To describe a technique for hysteroscopic removal of retained products of conception (RPOC) implanted over an area of adenomyosis.
A case report (Canadian Task Force classification III).
RPOC is an unfortunate complication that may occur after the resolution of a normal pregnancy; it is more common after early pregnancy termination or spontaneous miscarriage . Immediate consequences of RPOC include persistent vaginal bleeding, abdominal pain, pelvic infection, fever, and dilated cervix. Moreover, known long-term complications include the formation of intrauterine adhesions (IUAs) with the potential creation of Asherman syndrome resulting in adverse reproductive outcomes caused by subfertility, chronic pelvic pain, menstrual disturbances, and severe pregnancy complications such as abnormal placentation including the placenta accreta spectrum [2,3]. A recently published American Association of Gynecologic Laparoscopists practice report on IUAs suggests that the surgical approach used to treat intrauterine pathology could have an impact with greater risk for IUA formation when blind versus procedures under direct visualization are performed .
A 35-year-old patient who presented with persistent bleeding for over 5 weeks. The patient has a long history of dysmenorrhea and heavy menstrual bleeding. Magnetic resonance imaging revealed the presence of adenomyosis. She had an unfortunate spontaneous abortion at 8 weeks of gestation. On physical examination, she was found to have a dilated uterine cervix with persistent vaginal bleeding; there were no signs of infection. Pelvic ultrasound revealed an intrauterine hyperechogenic vascularized area of 2 × 2, 8 × 2 cm implanted over a focal area of adenomyosis, which is consistent with the presence of RPOC. With the aim of minimizing possible acute complications such as bleeding, infection, and uterine perforation, a hysteroscopic approach was taken to avoid performing a blind dilation and curettage. A secondary benefit of a hysteroscopic approach is a lower incidence of long-term complications such as IUAs and the consequent Asherman syndrome. We describe a hysteroscopic technique in which the use of electrosurgery is limited to minimize thermal damage of the endometrium, highlighting important tips and tricks of the procedure.

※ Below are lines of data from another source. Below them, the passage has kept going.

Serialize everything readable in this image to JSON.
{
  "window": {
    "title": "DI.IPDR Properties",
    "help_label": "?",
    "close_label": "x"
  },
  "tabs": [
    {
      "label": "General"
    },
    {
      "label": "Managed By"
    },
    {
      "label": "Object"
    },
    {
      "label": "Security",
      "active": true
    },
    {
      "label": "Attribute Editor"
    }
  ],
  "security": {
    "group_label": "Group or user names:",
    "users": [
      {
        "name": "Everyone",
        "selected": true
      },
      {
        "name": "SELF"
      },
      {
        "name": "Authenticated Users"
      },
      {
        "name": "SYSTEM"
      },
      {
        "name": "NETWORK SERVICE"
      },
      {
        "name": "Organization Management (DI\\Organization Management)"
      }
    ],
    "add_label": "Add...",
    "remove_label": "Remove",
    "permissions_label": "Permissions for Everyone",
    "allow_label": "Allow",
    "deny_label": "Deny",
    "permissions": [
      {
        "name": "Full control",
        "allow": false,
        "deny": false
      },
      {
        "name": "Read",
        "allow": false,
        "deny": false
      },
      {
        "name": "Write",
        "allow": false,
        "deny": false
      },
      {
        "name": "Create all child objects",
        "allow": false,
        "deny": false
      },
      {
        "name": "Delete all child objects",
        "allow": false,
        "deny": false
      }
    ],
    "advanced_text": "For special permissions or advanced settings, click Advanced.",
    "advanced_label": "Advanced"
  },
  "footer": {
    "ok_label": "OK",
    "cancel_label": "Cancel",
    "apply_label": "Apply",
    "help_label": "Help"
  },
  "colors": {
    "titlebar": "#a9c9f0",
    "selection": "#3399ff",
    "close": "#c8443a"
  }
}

Hysteroscopic removal of RPOC is a feasible and safe management option of this complication of pregnancy. We strongly suggest avoiding performing blind procedures such as dilation and curettage and favor the adoption of this modality that allows the removal of retained products of conception under direct visualization.